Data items
....

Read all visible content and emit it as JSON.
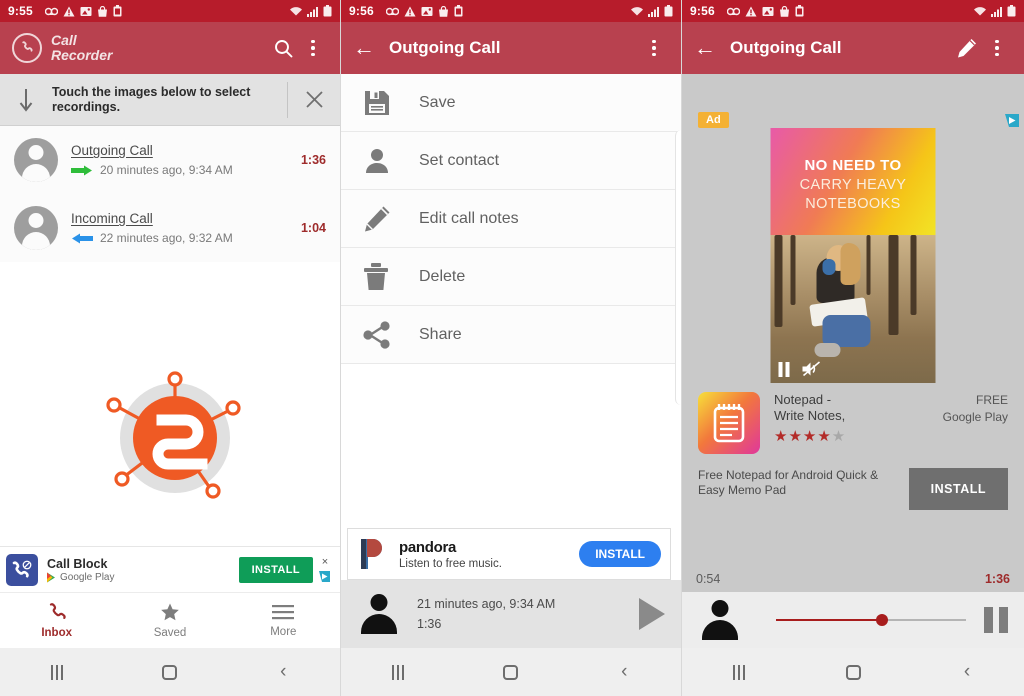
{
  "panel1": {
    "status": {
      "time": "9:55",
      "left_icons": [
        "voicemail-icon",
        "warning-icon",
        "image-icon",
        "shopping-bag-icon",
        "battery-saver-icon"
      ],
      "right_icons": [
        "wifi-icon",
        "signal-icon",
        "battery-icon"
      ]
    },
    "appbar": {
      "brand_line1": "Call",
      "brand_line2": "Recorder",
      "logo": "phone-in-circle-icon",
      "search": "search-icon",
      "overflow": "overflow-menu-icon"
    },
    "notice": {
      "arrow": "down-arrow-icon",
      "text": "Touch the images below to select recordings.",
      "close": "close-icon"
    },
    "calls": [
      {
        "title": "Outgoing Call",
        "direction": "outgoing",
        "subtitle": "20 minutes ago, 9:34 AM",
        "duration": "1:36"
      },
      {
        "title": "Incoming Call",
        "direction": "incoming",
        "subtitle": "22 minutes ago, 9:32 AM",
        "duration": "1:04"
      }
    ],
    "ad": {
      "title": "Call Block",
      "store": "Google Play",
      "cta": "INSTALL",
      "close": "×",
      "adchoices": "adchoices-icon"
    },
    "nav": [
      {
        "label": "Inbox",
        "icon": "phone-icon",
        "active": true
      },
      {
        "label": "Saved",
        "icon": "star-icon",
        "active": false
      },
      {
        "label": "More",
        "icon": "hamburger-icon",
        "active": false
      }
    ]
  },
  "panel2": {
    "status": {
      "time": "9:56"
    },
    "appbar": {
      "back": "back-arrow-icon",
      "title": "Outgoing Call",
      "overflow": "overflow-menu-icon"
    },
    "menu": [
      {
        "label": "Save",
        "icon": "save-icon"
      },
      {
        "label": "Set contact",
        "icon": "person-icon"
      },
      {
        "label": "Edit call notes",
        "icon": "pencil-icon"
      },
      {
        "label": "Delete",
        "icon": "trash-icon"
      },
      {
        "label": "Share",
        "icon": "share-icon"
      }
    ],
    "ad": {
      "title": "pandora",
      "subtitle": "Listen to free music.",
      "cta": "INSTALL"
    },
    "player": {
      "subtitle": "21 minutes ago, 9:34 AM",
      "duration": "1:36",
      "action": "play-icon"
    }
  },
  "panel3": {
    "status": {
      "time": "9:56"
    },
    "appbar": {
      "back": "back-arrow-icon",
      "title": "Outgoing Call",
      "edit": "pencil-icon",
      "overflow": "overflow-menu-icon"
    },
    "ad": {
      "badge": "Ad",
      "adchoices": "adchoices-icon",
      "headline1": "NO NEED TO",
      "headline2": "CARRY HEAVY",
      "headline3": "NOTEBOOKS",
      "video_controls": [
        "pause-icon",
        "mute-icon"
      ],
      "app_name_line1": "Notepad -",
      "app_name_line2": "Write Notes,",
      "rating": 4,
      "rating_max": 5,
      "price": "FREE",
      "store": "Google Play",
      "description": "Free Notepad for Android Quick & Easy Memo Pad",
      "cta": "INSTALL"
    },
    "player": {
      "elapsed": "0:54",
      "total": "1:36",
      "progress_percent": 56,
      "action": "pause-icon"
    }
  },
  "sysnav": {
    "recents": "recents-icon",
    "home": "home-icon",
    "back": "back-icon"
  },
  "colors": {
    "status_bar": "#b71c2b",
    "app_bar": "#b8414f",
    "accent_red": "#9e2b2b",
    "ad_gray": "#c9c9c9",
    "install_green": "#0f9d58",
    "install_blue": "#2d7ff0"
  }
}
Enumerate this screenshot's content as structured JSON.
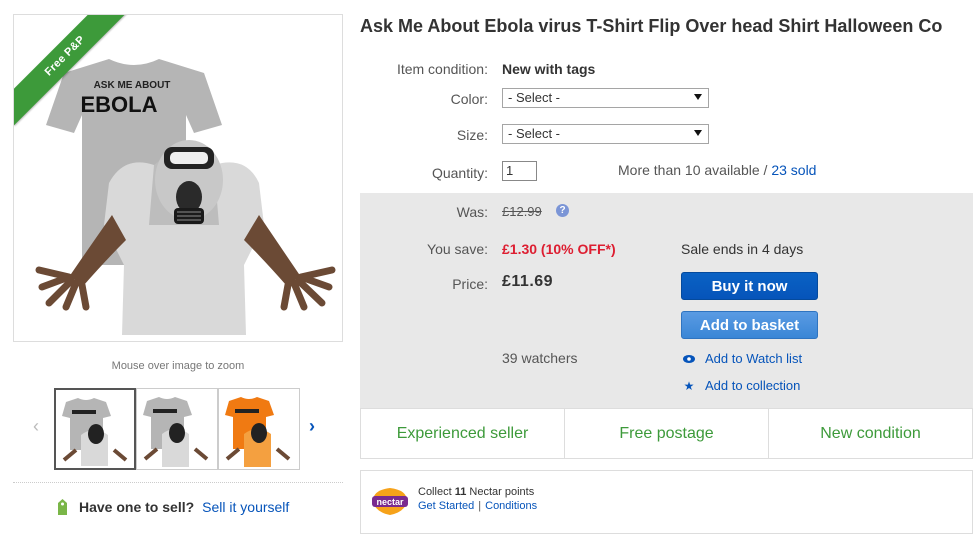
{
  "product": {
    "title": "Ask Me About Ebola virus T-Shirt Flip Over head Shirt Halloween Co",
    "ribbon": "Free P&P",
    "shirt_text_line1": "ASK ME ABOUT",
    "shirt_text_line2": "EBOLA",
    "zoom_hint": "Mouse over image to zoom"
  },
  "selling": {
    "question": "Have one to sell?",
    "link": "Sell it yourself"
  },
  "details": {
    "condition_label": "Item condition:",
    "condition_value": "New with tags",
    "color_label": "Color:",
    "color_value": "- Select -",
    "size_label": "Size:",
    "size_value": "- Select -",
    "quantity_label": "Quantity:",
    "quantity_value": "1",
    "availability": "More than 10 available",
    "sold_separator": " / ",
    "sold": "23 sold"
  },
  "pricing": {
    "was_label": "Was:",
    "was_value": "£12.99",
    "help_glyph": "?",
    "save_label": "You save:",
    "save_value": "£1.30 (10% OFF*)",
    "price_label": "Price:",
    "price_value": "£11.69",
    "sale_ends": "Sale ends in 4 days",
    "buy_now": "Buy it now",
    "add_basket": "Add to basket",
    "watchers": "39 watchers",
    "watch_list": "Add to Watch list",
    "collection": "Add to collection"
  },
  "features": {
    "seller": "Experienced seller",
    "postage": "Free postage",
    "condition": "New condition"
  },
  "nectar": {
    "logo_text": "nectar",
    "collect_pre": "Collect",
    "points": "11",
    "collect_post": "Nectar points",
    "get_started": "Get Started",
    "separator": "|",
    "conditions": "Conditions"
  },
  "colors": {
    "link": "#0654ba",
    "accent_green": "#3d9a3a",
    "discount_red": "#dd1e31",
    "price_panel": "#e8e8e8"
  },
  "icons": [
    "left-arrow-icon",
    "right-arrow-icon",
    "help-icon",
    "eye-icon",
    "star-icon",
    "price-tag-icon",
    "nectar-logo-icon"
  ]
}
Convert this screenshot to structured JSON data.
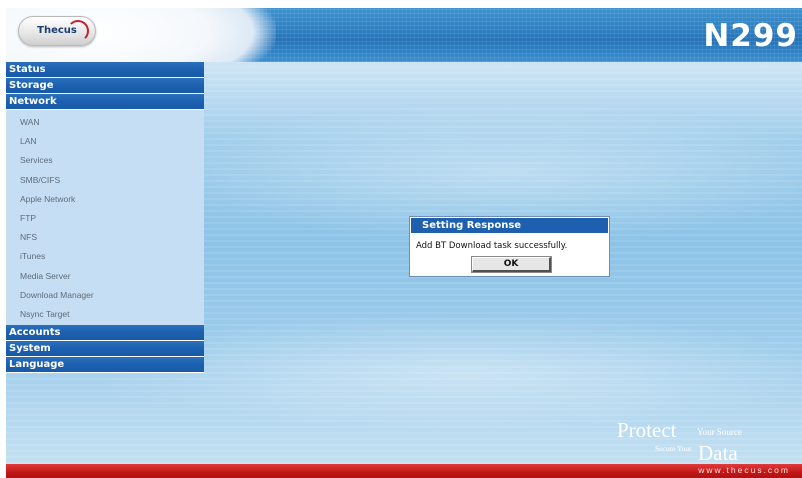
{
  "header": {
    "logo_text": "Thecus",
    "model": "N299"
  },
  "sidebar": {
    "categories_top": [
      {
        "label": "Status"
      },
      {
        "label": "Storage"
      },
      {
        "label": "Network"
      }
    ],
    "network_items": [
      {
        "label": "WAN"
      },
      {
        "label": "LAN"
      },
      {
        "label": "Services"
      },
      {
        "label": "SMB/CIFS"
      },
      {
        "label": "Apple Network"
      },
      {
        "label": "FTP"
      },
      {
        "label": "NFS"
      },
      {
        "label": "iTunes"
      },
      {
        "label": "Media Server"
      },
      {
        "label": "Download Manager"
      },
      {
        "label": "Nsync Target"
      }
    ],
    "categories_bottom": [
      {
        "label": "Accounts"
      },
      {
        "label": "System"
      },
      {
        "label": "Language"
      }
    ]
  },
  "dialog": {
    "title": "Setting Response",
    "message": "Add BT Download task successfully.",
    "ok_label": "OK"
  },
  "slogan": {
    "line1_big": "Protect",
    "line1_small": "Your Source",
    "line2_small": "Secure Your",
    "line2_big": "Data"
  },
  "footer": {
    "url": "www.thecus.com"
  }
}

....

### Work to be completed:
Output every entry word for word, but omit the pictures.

### Solution to this problem:
Read all visible content and emit it as JSON.
{
  "panel1": {
    "status": {
      "time": "9:55",
      "left_icons": [
        "voicemail-icon",
        "warning-icon",
        "image-icon",
        "shopping-bag-icon",
        "battery-saver-icon"
      ],
      "right_icons": [
        "wifi-icon",
        "signal-icon",
        "battery-icon"
      ]
    },
    "appbar": {
      "brand_line1": "Call",
      "brand_line2": "Recorder",
      "logo": "phone-in-circle-icon",
      "search": "search-icon",
      "overflow": "overflow-menu-icon"
    },
    "notice": {
      "arrow": "down-arrow-icon",
      "text": "Touch the images below to select recordings.",
      "close": "close-icon"
    },
    "calls": [
      {
        "title": "Outgoing Call",
        "direction": "outgoing",
        "subtitle": "20 minutes ago, 9:34 AM",
        "duration": "1:36"
      },
      {
        "title": "Incoming Call",
        "direction": "incoming",
        "subtitle": "22 minutes ago, 9:32 AM",
        "duration": "1:04"
      }
    ],
    "ad": {
      "title": "Call Block",
      "store": "Google Play",
      "cta": "INSTALL",
      "close": "×",
      "adchoices": "adchoices-icon"
    },
    "nav": [
      {
        "label": "Inbox",
        "icon": "phone-icon",
        "active": true
      },
      {
        "label": "Saved",
        "icon": "star-icon",
        "active": false
      },
      {
        "label": "More",
        "icon": "hamburger-icon",
        "active": false
      }
    ]
  },
  "panel2": {
    "status": {
      "time": "9:56"
    },
    "appbar": {
      "back": "back-arrow-icon",
      "title": "Outgoing Call",
      "overflow": "overflow-menu-icon"
    },
    "menu": [
      {
        "label": "Save",
        "icon": "save-icon"
      },
      {
        "label": "Set contact",
        "icon": "person-icon"
      },
      {
        "label": "Edit call notes",
        "icon": "pencil-icon"
      },
      {
        "label": "Delete",
        "icon": "trash-icon"
      },
      {
        "label": "Share",
        "icon": "share-icon"
      }
    ],
    "ad": {
      "title": "pandora",
      "subtitle": "Listen to free music.",
      "cta": "INSTALL"
    },
    "player": {
      "subtitle": "21 minutes ago, 9:34 AM",
      "duration": "1:36",
      "action": "play-icon"
    }
  },
  "panel3": {
    "status": {
      "time": "9:56"
    },
    "appbar": {
      "back": "back-arrow-icon",
      "title": "Outgoing Call",
      "edit": "pencil-icon",
      "overflow": "overflow-menu-icon"
    },
    "ad": {
      "badge": "Ad",
      "adchoices": "adchoices-icon",
      "headline1": "NO NEED TO",
      "headline2": "CARRY HEAVY",
      "headline3": "NOTEBOOKS",
      "video_controls": [
        "pause-icon",
        "mute-icon"
      ],
      "app_name_line1": "Notepad -",
      "app_name_line2": "Write Notes,",
      "rating": 4,
      "rating_max": 5,
      "price": "FREE",
      "store": "Google Play",
      "description": "Free Notepad for Android Quick & Easy Memo Pad",
      "cta": "INSTALL"
    },
    "player": {
      "elapsed": "0:54",
      "total": "1:36",
      "progress_percent": 56,
      "action": "pause-icon"
    }
  },
  "sysnav": {
    "recents": "recents-icon",
    "home": "home-icon",
    "back": "back-icon"
  },
  "colors": {
    "status_bar": "#b71c2b",
    "app_bar": "#b8414f",
    "accent_red": "#9e2b2b",
    "ad_gray": "#c9c9c9",
    "install_green": "#0f9d58",
    "install_blue": "#2d7ff0"
  }
}
Enumerate this screenshot's content as structured JSON.
{
  "product": {
    "title": "Ask Me About Ebola virus T-Shirt Flip Over head Shirt Halloween Co",
    "ribbon": "Free P&P",
    "shirt_text_line1": "ASK ME ABOUT",
    "shirt_text_line2": "EBOLA",
    "zoom_hint": "Mouse over image to zoom"
  },
  "selling": {
    "question": "Have one to sell?",
    "link": "Sell it yourself"
  },
  "details": {
    "condition_label": "Item condition:",
    "condition_value": "New with tags",
    "color_label": "Color:",
    "color_value": "- Select -",
    "size_label": "Size:",
    "size_value": "- Select -",
    "quantity_label": "Quantity:",
    "quantity_value": "1",
    "availability": "More than 10 available",
    "sold_separator": " / ",
    "sold": "23 sold"
  },
  "pricing": {
    "was_label": "Was:",
    "was_value": "£12.99",
    "help_glyph": "?",
    "save_label": "You save:",
    "save_value": "£1.30 (10% OFF*)",
    "price_label": "Price:",
    "price_value": "£11.69",
    "sale_ends": "Sale ends in 4 days",
    "buy_now": "Buy it now",
    "add_basket": "Add to basket",
    "watchers": "39 watchers",
    "watch_list": "Add to Watch list",
    "collection": "Add to collection"
  },
  "features": {
    "seller": "Experienced seller",
    "postage": "Free postage",
    "condition": "New condition"
  },
  "nectar": {
    "logo_text": "nectar",
    "collect_pre": "Collect",
    "points": "11",
    "collect_post": "Nectar points",
    "get_started": "Get Started",
    "separator": "|",
    "conditions": "Conditions"
  },
  "colors": {
    "link": "#0654ba",
    "accent_green": "#3d9a3a",
    "discount_red": "#dd1e31",
    "price_panel": "#e8e8e8"
  },
  "icons": [
    "left-arrow-icon",
    "right-arrow-icon",
    "help-icon",
    "eye-icon",
    "star-icon",
    "price-tag-icon",
    "nectar-logo-icon"
  ]
}
Convert this screenshot to structured JSON data.
{
  "header": {
    "logo_text": "Thecus",
    "model": "N299"
  },
  "sidebar": {
    "categories_top": [
      {
        "label": "Status"
      },
      {
        "label": "Storage"
      },
      {
        "label": "Network"
      }
    ],
    "network_items": [
      {
        "label": "WAN"
      },
      {
        "label": "LAN"
      },
      {
        "label": "Services"
      },
      {
        "label": "SMB/CIFS"
      },
      {
        "label": "Apple Network"
      },
      {
        "label": "FTP"
      },
      {
        "label": "NFS"
      },
      {
        "label": "iTunes"
      },
      {
        "label": "Media Server"
      },
      {
        "label": "Download Manager"
      },
      {
        "label": "Nsync Target"
      }
    ],
    "categories_bottom": [
      {
        "label": "Accounts"
      },
      {
        "label": "System"
      },
      {
        "label": "Language"
      }
    ]
  },
  "dialog": {
    "title": "Setting Response",
    "message": "Add BT Download task successfully.",
    "ok_label": "OK"
  },
  "slogan": {
    "line1_big": "Protect",
    "line1_small": "Your Source",
    "line2_small": "Secure Your",
    "line2_big": "Data"
  },
  "footer": {
    "url": "www.thecus.com"
  }
}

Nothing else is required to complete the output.